State requirements that high school graduates pass exit exams were the leading edge of the movement towards standards-based reform and continue to be adopted and refined by states today. In this study, we present new empirical evidence on how exit exams influenced educational attainment and labor market experiences using data from the 2000 Census and the National Center for Education Statistics' Common Core of Data (CCD). Our results suggest that the effects of these reforms have been heterogeneous. For example, our analysis of the Census data suggests that exit exams significantly reduced the probability of completing high school, particularly for black students.

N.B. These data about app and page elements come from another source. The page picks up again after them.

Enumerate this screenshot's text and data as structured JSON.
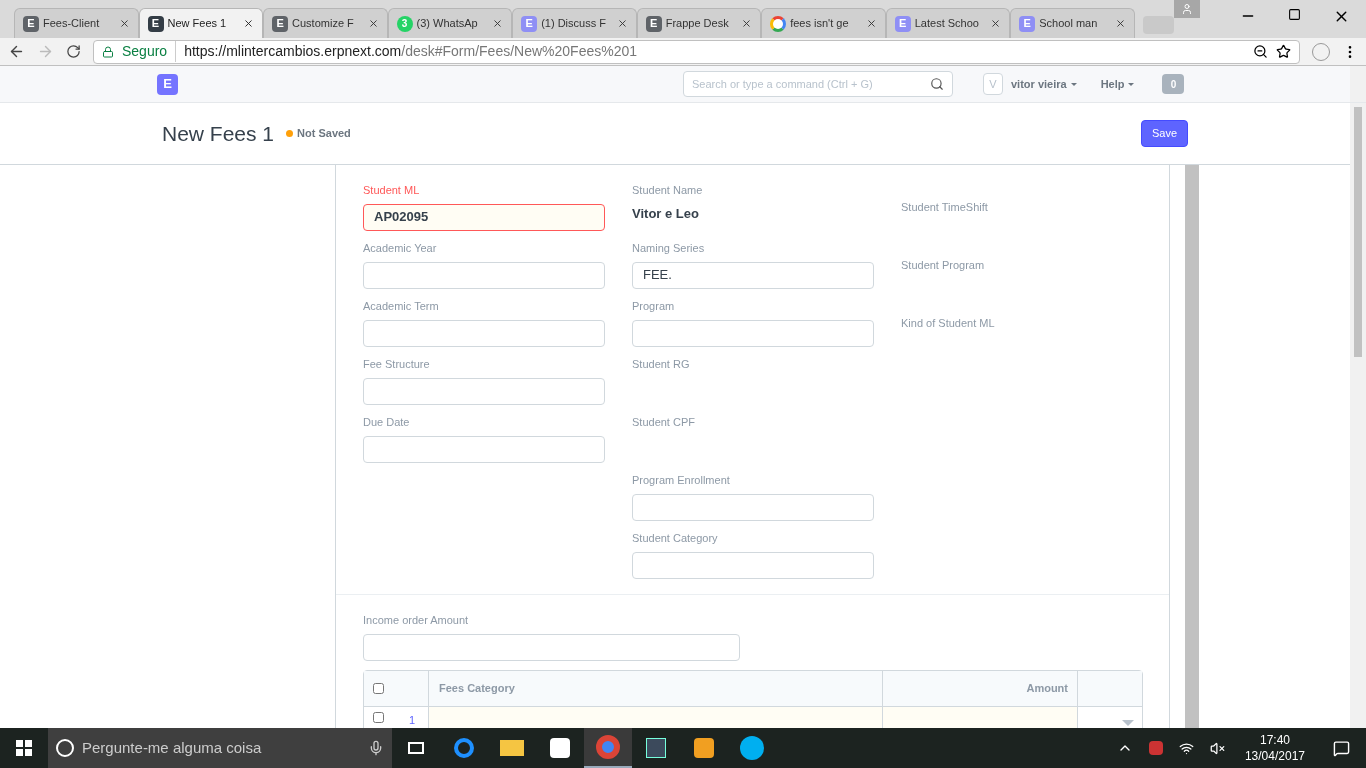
{
  "browser": {
    "tabs": [
      {
        "title": "Fees-Client",
        "favicon": {
          "kind": "letter",
          "text": "E",
          "color": "#5f6368"
        },
        "selected": false
      },
      {
        "title": "New Fees 1",
        "favicon": {
          "kind": "letter",
          "text": "E",
          "color": "#343d46"
        },
        "selected": true
      },
      {
        "title": "Customize F",
        "favicon": {
          "kind": "letter",
          "text": "E",
          "color": "#5f6368"
        },
        "selected": false
      },
      {
        "title": "(3) WhatsAp",
        "favicon": {
          "kind": "badge",
          "text": "3",
          "color": "#25d366"
        },
        "selected": false
      },
      {
        "title": "(1) Discuss F",
        "favicon": {
          "kind": "letter",
          "text": "E",
          "color": "#8f8ff5"
        },
        "selected": false
      },
      {
        "title": "Frappe Desk",
        "favicon": {
          "kind": "letter",
          "text": "E",
          "color": "#5f6368"
        },
        "selected": false
      },
      {
        "title": "fees isn't ge",
        "favicon": {
          "kind": "google"
        },
        "selected": false
      },
      {
        "title": "Latest Schoo",
        "favicon": {
          "kind": "letter",
          "text": "E",
          "color": "#8f8ff5"
        },
        "selected": false
      },
      {
        "title": "School man",
        "favicon": {
          "kind": "letter",
          "text": "E",
          "color": "#8f8ff5"
        },
        "selected": false
      }
    ],
    "secure_label": "Seguro",
    "url_host": "https://mlintercambios.erpnext.com",
    "url_path": "/desk#Form/Fees/New%20Fees%201"
  },
  "navbar": {
    "logo": "E",
    "search_placeholder": "Search or type a command (Ctrl + G)",
    "avatar": "V",
    "user": "vitor vieira",
    "help": "Help",
    "notifications": "0"
  },
  "page": {
    "title": "New Fees 1",
    "status": "Not Saved",
    "primary_action": "Save"
  },
  "form": {
    "columns": [
      [
        {
          "label": "Student ML",
          "kind": "input",
          "value": "AP02095",
          "required": true
        },
        {
          "label": "Academic Year",
          "kind": "input",
          "required": false
        },
        {
          "label": "Academic Term",
          "kind": "input",
          "required": false
        },
        {
          "label": "Fee Structure",
          "kind": "input",
          "required": false
        },
        {
          "label": "Due Date",
          "kind": "input",
          "required": false
        }
      ],
      [
        {
          "label": "Student Name",
          "kind": "readonly",
          "value": "Vitor e Leo",
          "required": false
        },
        {
          "label": "Naming Series",
          "kind": "input",
          "value": "FEE.",
          "required": false
        },
        {
          "label": "Program",
          "kind": "input",
          "required": false
        },
        {
          "label": "Student RG",
          "kind": "empty",
          "required": false
        },
        {
          "label": "Student CPF",
          "kind": "empty",
          "required": false
        },
        {
          "label": "Program Enrollment",
          "kind": "input",
          "required": false
        },
        {
          "label": "Student Category",
          "kind": "input",
          "required": false
        }
      ],
      [
        {
          "label": "Student TimeShift",
          "kind": "empty",
          "required": false
        },
        {
          "label": "Student Program",
          "kind": "empty",
          "required": false
        },
        {
          "label": "Kind of Student ML",
          "kind": "empty",
          "required": false
        }
      ]
    ],
    "section2": {
      "label": "Income order Amount"
    },
    "table": {
      "columns": [
        "Fees Category",
        "Amount"
      ],
      "rows": [
        {
          "index": "1",
          "checked": false
        }
      ],
      "all_checked": false
    }
  },
  "taskbar": {
    "search_placeholder": "Pergunte-me alguma coisa",
    "apps": [
      {
        "kind": "taskview",
        "selected": false
      },
      {
        "kind": "edge",
        "selected": false
      },
      {
        "kind": "explorer",
        "selected": false
      },
      {
        "kind": "store",
        "selected": false
      },
      {
        "kind": "chrome",
        "selected": true
      },
      {
        "kind": "app",
        "selected": false
      },
      {
        "kind": "sublime",
        "selected": false
      },
      {
        "kind": "skype",
        "selected": false
      }
    ],
    "time": "17:40",
    "date": "13/04/2017"
  }
}
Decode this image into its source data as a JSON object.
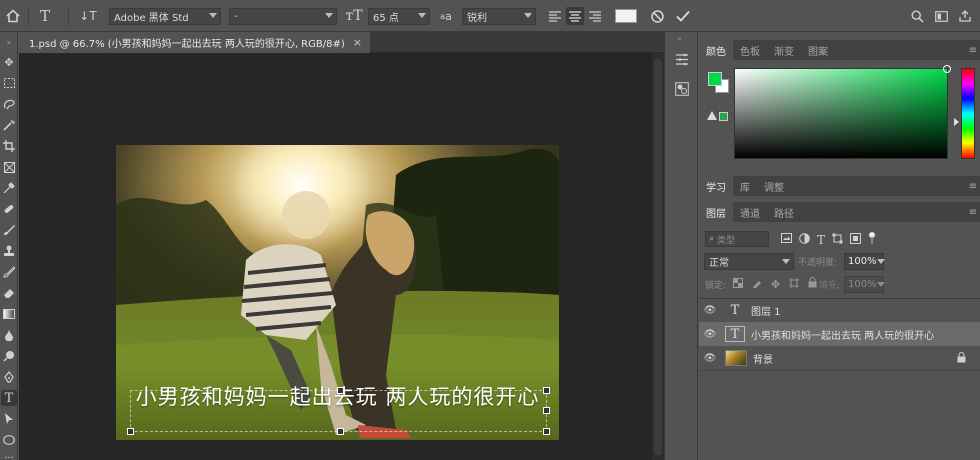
{
  "options_bar": {
    "font_family": "Adobe 黑体 Std",
    "font_style": "-",
    "font_size": "65 点",
    "aa_label": "a",
    "anti_alias": "锐利"
  },
  "document": {
    "tab_title": "1.psd @ 66.7% (小男孩和妈妈一起出去玩 两人玩的很开心, RGB/8#)",
    "close": "×",
    "overlay_text": "小男孩和妈妈一起出去玩 两人玩的很开心"
  },
  "color_panel": {
    "tabs": [
      "颜色",
      "色板",
      "渐变",
      "图案"
    ],
    "fg_color": "#00d94a",
    "bg_color": "#ffffff"
  },
  "learn_panel": {
    "tabs": [
      "学习",
      "库",
      "调整"
    ]
  },
  "layers_panel": {
    "tabs": [
      "图层",
      "通道",
      "路径"
    ],
    "filter_label": "类型",
    "blend_mode": "正常",
    "opacity_label": "不透明度:",
    "opacity_value": "100%",
    "lock_label": "锁定:",
    "fill_label": "填充:",
    "fill_value": "100%",
    "layers": [
      {
        "name": "图层 1",
        "type": "text"
      },
      {
        "name": "小男孩和妈妈一起出去玩 两人玩的很开心",
        "type": "text"
      },
      {
        "name": "背景",
        "type": "image"
      }
    ]
  },
  "colors": {
    "accent_green": "#00d94a",
    "panel_bg": "#535353",
    "canvas_bg": "#262626"
  }
}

Similarly, our analysis of grade-level dropout data from the CCD indicates that Minnesota's recent exit exam increased the dropout rate in urban and high-poverty school districts as well as in those with a relatively large concentration of minority students. This increased risk of dropping out was concentrated among 12th grade students. However, we also found that Minnesota's exit exam lowered the dropout rate in low-poverty and suburban school districts, particularly among students in the 10th and 11th grades. These results suggest that exit exams have the capacity to improve student and school performance but also appear to have exacerbated the inequality in educational attainment.
We would like to thank Adam Gamoran and the participants at the “Will Standards-Based Reform in Education Help Close the Poverty Gap?” conference at the University of Wisconsin’s Institute for Research on Poverty for helpful suggestions. We would like to thank Wei Ha and J.D. LaRock for excellent research assistance. All remaining errors are our own. Jacob can be contacted at: John F. Kennedy School of Government, Harvard University, 79 JFK Street, Cambridge, MA 02138; email: firstname.lastname@example.org. Dee can be reached at Department of Economics, Swarthmore College, Swarthmore, PA 19081; email: email@example.com. The views expressed herein are those of the author(s) and do not necessarily reflect the views of the National Bureau of Economic Research